The skincare ingredient that reigns supreme as the holy grail of anti-aging is retinoids. The reason for this long-standing position at the top is because it is the ultimate multitasker. Retinoids are clinically proven to stimulate new collagen, decrease inflammation, and speed up cell turnover and in doing so help minimize wrinkles, hyperpigmentation, and acne.

But how do retinoids differ from retinol?

There is a lot of confusion when it comes to these two terms. Some people use the terms retinoids and retinol interchangeably, but that isn’t accurate. While there are some similarities, there are also some defining characteristics that make them very different from one another. Below we will explain the differences between these two ingredients.

What Are Retinoids?

Retinoids are derivatives of vitamin A. When used in skincare products, they get converted into retinoic acid to treat a variety of skin concerns and conditions. Genesis Velazquez, a cosmetic chemist and founder of Elitegen Innovation says that the term retinoid is used as a blanket term to describe a large category of compounds derived from Retinyl Palmitate, also known as Vitamin A. “There are dozens of retinoids available in skincare,” she adds, noting that all retinoids fall into one of four categories: retinol, retinoic acid, retinyl esters, and retinaldehyde.

But each of these categories varies in strength. The only one of the four categories that directly affects the skin is retinoic acid, the purest form of the ingredient and is only available with a prescription—except for Differen, a potent, prescription-strength treatment for acne. The other types of retinoids used in over-the-counter products are still effective (and in some instances more suitable for certain skin types) due to the fact that the skin has enzymes that naturally convert the retinol into vitamin A.

Retinoids were originally used to treat acne and unclog pores and are still used for these purposes today. Most retinoids are applied topically. But some, like Accutane, which is used to treat acne, is taken orally. However, somewhere along the line, the remarkable anti-aging effects of this compound were discovered. Due to its ability to increase cell turnover and lighten dark spots, retinoids are proven to improve the texture and tone of the skin.

Some retinoids also help combat the symptoms of inflammatory skin conditions like psoriasis by regulating skin cell growth. The most unique aspect of retinoids is that they work on the deeper layers of the skin and communicate with skin cells to make new ones.

What Is Retinol?

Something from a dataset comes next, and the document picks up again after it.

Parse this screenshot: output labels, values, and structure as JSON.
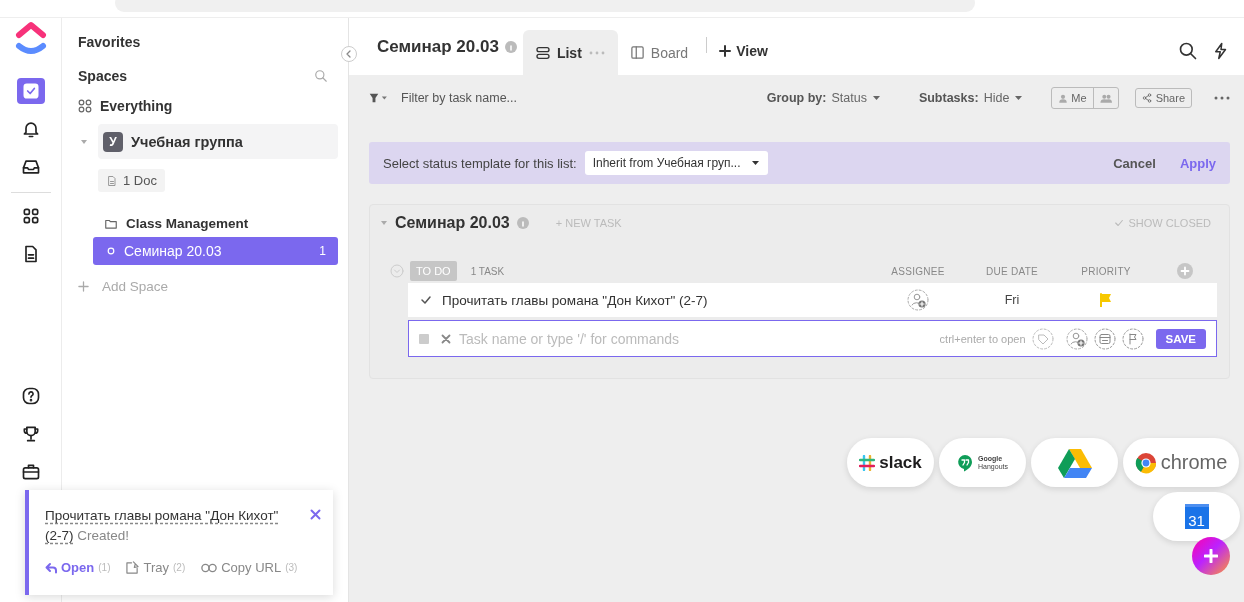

As we stated above, retinol is a type of retinoid that is often used in a variety of over-the-counter skincare products. Retinols can still be effective but the results just take longer to see and may not be as visually dramatic when compared to their prescribed counterpart, retinoic acid. Retinol has much lower concentrations of the active retinoic acid ingredient. “Prescription retinoids have a much higher concentration of the active ingredient. Over-the-counter retinol products are less intense than prescription products and “work more gradually,” explains Melissa Kanchanapoomi Levin, MD, FAAD, is a dermatologist based in New York and the founder of Entière.

If you read the ingredients on skincare products, you may have seen retinol under a variety of names including retinyl palmitate, retinyl linoleate, retinaldehyde, propionic acid, or retinyl acetate, which are all in ester forms. Levin continues, “It takes more steps for these ester forms to be converted to the active retinoic acid. The more conversions, the weaker the product.”

Another issue with retinol is that it is a highly reactive molecule that can break down and lose its potency when it is exposed to air and sunlight (which is why sunscreen is a must when using retinoids of any type). There are retinol products formulated to minimize the exposure to these elements so they don’t degrade prior to being applied to the skin. Some retinol formulations may also have a time-released delivery that allows the ingredient to penetrate more deeply into the skin.

Retinols can offer some of the same anti-aging benefits as retinoids with sustained use over time. Furthermore, if a person has sensitive or reactive skin, retinols can offer a gentler formulation that delivers similar results without the irritation that retinoids can cause.

The Bottom Line

It’s easy to see why there is so much confusion surrounding the differences between retinoids and retinols. Hopefully, this article clarified the subject. When it comes to determining who will benefit from over-the-counter retinol versus a powerful prescription-strength retinoid, it will depend on the individuals’ goals and skin type. If they are younger and want to get a jump on preventing future damage, retinols will most likely suffice.

Retinols may also be more appropriate for individuals with sensitive skin. But, if someone has begun to show signs of aging in their 30s and beyond, a prescription for retinoic acid may be the best bet.